Sorry PR people, but as an industry we are not that smart. If you expect to be there at the business plan level and actually know how the actual business works and what it does on the level of the executives I'm very bloody impressed and don't believe you.

Simply put, this isn't even our god damn function, and it's another lie perpetuated to make PR people feel like they're more important and talented than they actually are.

I’m not the only one to recognise the value of their work – according to its 2013 Census, PR Week reported that “the PR sector has not just survived recession and its unconfident, penny-pinching aftermath, it has positively thrived”. Good communications is good for business.

Every PR person could be fired tomorrow and PR Week would probably report that the industry was positively thriving.

This one particular paragraph is a doozy:
Corporate communications can be a moral compass, guiding business onto the right path and setting a vision for the difference they can make. Corporate communications can help you say what you do, and do what you say. Corporate communications can – whisper it – be a force for good.

Corporate communications as a force for good? Come on. At best we are sometimes-ignored safety people that get reporters to sometimes write things on the internet. We are there to stop our bosses or our spokespeople from falling into spike pits like in Prince of Persia. We are there, at our best, in that boardroom (which we really don't have a place at) to be the person to say "okay lying and spinning this is dumb."

Like any sector, there are a few bad apples spoiling it for the rest of us. But I believe that the old days of PR are well and truly gone, and the big beasts of our industry whose luxury cars and uncapped expense accounts came from the trading and burying of scandal have fallen into disrepute. There is a new generation of communications professionals on the scene, and as a collective we are a powerful corporate conscience holding businesses to account.

And this is where I lead into my conclusion: This writer is one of the bad apples. Corporate 'bullshit' is not just about scandal. It's when you take an industry that is not many if any of the things you're writing, when you claim that your business is super-moral and super-important - the "most important job you'll do" - that's spin. That's the scum-shit that you scrape off your shoe, then burn the shoe.

The "old days of PR" are not even gone. There are still million-dollar spindoctors who get people out of bad situations and keep the press from printing stories. There is manipulation by PR people in every single industry. PR people are not a corporate conscience. If they need to be, the company is fucked.

This article is just as much a problem as the lying and spinning, because it lies and spins a world to those in the industry and entering the industry. It lies about the way in which you'll be treated in an organization. It lies about the quality of the job, the importance of the job, the level of 'expertise' you have in the job - the raw skill and importance of the job.
I've worked with so many PR people - trained them, spoke to them, interviewed them, worked with them - that I know that this kind of group-think is dangerous.

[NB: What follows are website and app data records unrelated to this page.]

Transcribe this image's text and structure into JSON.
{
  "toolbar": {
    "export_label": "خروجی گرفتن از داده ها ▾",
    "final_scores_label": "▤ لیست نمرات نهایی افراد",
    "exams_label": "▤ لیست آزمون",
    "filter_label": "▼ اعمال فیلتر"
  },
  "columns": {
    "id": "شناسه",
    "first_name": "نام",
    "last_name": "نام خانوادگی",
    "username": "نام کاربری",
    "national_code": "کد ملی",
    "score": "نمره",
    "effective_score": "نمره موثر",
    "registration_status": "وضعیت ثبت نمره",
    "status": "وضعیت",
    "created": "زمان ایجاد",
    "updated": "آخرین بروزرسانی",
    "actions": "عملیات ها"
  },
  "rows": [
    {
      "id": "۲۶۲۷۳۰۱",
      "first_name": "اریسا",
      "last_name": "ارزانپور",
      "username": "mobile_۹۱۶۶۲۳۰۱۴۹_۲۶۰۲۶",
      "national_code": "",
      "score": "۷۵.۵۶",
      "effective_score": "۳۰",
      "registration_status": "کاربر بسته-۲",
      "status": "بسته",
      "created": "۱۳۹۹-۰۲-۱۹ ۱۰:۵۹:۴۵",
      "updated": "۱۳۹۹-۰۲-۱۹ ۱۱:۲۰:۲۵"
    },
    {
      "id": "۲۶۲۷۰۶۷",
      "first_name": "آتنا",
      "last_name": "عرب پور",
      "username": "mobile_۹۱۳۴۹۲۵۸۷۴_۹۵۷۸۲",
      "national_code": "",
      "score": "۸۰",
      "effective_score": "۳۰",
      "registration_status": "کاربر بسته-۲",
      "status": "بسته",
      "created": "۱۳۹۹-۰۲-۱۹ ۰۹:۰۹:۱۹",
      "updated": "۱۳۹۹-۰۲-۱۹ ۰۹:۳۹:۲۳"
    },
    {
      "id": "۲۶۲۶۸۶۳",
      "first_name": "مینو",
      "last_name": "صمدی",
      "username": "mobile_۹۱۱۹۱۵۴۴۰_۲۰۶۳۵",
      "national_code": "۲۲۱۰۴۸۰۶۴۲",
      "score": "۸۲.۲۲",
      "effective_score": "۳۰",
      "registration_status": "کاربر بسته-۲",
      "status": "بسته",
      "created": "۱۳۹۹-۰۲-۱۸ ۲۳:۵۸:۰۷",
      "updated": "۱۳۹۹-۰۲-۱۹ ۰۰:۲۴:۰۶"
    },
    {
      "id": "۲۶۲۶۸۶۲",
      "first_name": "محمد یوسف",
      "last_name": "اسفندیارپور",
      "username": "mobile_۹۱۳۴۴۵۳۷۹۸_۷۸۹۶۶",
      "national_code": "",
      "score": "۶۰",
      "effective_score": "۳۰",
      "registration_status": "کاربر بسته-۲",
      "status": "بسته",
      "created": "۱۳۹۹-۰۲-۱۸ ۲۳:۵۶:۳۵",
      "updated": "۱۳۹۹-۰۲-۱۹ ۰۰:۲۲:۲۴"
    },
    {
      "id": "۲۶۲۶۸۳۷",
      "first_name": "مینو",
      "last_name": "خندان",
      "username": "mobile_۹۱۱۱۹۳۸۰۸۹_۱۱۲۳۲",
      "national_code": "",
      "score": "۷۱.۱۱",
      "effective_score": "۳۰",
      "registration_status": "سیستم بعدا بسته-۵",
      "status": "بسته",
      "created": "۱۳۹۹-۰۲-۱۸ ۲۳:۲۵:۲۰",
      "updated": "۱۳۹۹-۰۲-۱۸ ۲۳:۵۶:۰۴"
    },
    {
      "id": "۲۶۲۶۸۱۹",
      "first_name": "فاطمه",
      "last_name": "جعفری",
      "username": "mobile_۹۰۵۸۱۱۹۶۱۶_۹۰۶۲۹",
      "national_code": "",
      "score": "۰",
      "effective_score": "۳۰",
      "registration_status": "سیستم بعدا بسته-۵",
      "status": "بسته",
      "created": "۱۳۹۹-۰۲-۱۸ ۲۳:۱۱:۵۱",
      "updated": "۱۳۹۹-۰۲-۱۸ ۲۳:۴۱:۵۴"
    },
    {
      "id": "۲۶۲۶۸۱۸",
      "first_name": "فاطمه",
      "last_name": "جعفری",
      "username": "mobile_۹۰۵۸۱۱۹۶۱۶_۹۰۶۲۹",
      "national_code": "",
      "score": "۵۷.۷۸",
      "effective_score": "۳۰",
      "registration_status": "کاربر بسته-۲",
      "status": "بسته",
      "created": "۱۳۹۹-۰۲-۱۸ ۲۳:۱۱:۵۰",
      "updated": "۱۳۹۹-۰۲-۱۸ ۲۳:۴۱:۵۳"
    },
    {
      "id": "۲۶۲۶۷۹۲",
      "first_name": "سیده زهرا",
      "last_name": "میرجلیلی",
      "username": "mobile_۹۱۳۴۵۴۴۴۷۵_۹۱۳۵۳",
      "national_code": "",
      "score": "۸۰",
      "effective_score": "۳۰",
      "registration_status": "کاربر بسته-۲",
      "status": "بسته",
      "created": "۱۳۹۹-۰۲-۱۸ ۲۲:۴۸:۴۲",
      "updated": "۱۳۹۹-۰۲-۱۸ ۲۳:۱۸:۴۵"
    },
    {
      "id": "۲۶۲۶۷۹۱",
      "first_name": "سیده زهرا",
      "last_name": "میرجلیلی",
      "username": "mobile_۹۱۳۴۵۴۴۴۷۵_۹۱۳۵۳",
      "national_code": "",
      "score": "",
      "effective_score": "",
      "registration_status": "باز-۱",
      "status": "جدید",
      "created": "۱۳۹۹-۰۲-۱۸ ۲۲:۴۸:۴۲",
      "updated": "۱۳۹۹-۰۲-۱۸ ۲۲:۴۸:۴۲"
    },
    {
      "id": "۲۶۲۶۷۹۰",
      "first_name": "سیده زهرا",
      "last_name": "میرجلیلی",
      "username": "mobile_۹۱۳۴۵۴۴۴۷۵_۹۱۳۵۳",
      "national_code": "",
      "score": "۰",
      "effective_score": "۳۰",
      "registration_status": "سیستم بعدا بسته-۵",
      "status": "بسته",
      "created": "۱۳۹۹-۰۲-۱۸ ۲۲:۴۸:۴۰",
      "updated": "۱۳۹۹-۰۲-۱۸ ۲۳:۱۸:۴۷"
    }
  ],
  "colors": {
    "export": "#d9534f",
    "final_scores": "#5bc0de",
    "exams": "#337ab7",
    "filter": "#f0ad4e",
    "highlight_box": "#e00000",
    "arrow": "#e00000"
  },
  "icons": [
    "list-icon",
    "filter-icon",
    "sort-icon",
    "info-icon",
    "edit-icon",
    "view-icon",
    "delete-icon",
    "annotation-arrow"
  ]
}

As long as this industry continually lacks any ability to criticize itself - to react like this to perceived attacks with yet more spin - the real irony of the piece being how it was spin about how we're not spin doctors - and tricking young people (and the outside world) into believing it's either A) this big ethical oh we're so important land or B) spindoctors hiding war orphans being harvested for organs, it will suck.

It seems there're few PR people who are willing to say that their job isn't actually super-special. Or even "It's cool!" or "it's good!" Superlatives must ring out, we must be 'masters' and 'mavens' and 'experts.' We in this case is not you or me but the industry at large. I actually cringe any time I'm quoted as an 'expert.' Good lord I just talk to people on email. Sometimes I tell people not to be so dumb. The best thing I do is that i know my industry fairly well and can talk to all sorts of people.